your body still your body
your arms still wing
your mouth still a gun
          you tragic, misfiring bird
you have all you need to be a hero
don’t save the world, save yourself
you worship too much & you worship too much
when prayer doesn’t work:      dance, fly, fire
this is your hardest scene
when you think the whole sad thing might end
but you live      oh, you live
everyday you wake you raise the dead
          everything you do is a miracle

From Don’t Call Us Dead (Graywolf Press, 2017) Copyright © 2017 by Danez Smith. Used by permission of The Permissions Company, Inc., on behalf of Graywolf Press,

by way of entry you sit with an object, hold it in your hands, rub your fingers across its grooves. you close your eyes, not so much an act of faith as it is an attempt to focus the senses, to see what knowing might be made available through a haptic relationship. it is only a wallet. it is empty. Reginald Jerry Clark would leave this for Regina, she in turn would leave this for you. she teaches you not to speak ill of the dead, to not speak of them at all, so there is no ceremony around the absence. 

a black rail worker was born in 1913, served as a porter for The Great Northern Railroad for 25 years and retired without pension. he died some time later. in 1913 there was a rail worker, a porter he served on The Great Northern Railroad and died some time after retirement. a black rail worker died and came back a porter, he retired without pension he died. a black worker was born a porter for the railroad he died and came back as a quarter mile of track. a black rail worker worked and railed and died and retirement was always later, later. 

you work with words, which unlike the wallet, is not a material you touch, but you wonder if in reordering them you might disrupt what is presupposed, if you might work something other than emptiness from their grooves. you’ve only failed at this. you are not yet a skilled enough practitioner of failure, and so you keep reordering them, to see what casts a shadow.

Copyright © 2023 by Chaun Webster. Originally published in Poem-a-Day on October 12, 2023, by the Academy of American Poets. 

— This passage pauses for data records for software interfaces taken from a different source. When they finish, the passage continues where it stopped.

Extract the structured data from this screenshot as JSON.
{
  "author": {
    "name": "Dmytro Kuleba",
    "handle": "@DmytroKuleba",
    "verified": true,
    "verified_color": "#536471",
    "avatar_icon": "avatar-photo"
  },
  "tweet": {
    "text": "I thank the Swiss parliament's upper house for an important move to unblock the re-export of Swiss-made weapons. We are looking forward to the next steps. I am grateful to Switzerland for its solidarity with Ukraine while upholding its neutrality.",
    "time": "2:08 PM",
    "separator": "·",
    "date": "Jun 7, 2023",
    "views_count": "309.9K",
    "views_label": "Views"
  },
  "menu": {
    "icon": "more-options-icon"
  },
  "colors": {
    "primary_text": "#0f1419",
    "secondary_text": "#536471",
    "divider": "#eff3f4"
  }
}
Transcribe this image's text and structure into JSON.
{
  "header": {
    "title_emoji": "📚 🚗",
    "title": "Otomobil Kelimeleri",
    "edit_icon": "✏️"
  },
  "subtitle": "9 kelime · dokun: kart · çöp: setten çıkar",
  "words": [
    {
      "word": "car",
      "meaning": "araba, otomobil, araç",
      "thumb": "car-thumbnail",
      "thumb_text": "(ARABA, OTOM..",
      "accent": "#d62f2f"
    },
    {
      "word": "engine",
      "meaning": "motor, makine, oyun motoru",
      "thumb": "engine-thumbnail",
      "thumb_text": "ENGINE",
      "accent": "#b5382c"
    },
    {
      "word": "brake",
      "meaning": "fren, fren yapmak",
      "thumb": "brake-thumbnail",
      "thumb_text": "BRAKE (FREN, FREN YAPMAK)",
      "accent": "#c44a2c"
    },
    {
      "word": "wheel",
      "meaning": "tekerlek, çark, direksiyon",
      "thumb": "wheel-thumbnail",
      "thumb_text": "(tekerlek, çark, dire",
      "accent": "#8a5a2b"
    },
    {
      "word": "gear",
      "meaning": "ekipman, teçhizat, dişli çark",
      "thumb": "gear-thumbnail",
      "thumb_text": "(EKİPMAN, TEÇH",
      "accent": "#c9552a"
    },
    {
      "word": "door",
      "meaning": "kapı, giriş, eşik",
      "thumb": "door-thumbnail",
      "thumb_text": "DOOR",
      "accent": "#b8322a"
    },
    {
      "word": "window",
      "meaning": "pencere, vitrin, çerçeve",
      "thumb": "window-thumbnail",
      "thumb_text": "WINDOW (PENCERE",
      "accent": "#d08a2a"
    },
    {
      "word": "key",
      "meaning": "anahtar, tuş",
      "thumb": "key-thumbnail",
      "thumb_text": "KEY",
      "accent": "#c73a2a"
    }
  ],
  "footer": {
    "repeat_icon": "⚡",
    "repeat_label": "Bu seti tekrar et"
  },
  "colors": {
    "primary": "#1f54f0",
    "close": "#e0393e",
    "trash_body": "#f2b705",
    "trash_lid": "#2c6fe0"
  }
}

Because the bee
In my bonnet
Is the B in my bed,
Who I can’t and I
Won’t stop bumping;
We do the humpty
Hump. My big nose
Nestled in her sassafras.
At attention, we round
Each other out. At ease, 
Her peach is a galaxy.

Now and later is a square
I quietly hold on my tongue,
My mouth an empty gesture. 
Spaced out between her legs, 
I am an astronaut.
The gravity of my offense
Adds up to a rational number.

When the heavens are free
From light, I sit desire on my lap.
She is stardust; And I, 
As it were, am impossible.  
When she asks for space
She is the future. When she
Asks for a room, it is the end. 
I place before her chutes,
Ladders, and whatever else
Might fall from the sky.

Copyright © 2021 by Alison C. Rollins. Originally published in Poem-a-Day on January 18, 2021, by the Academy of American Poets.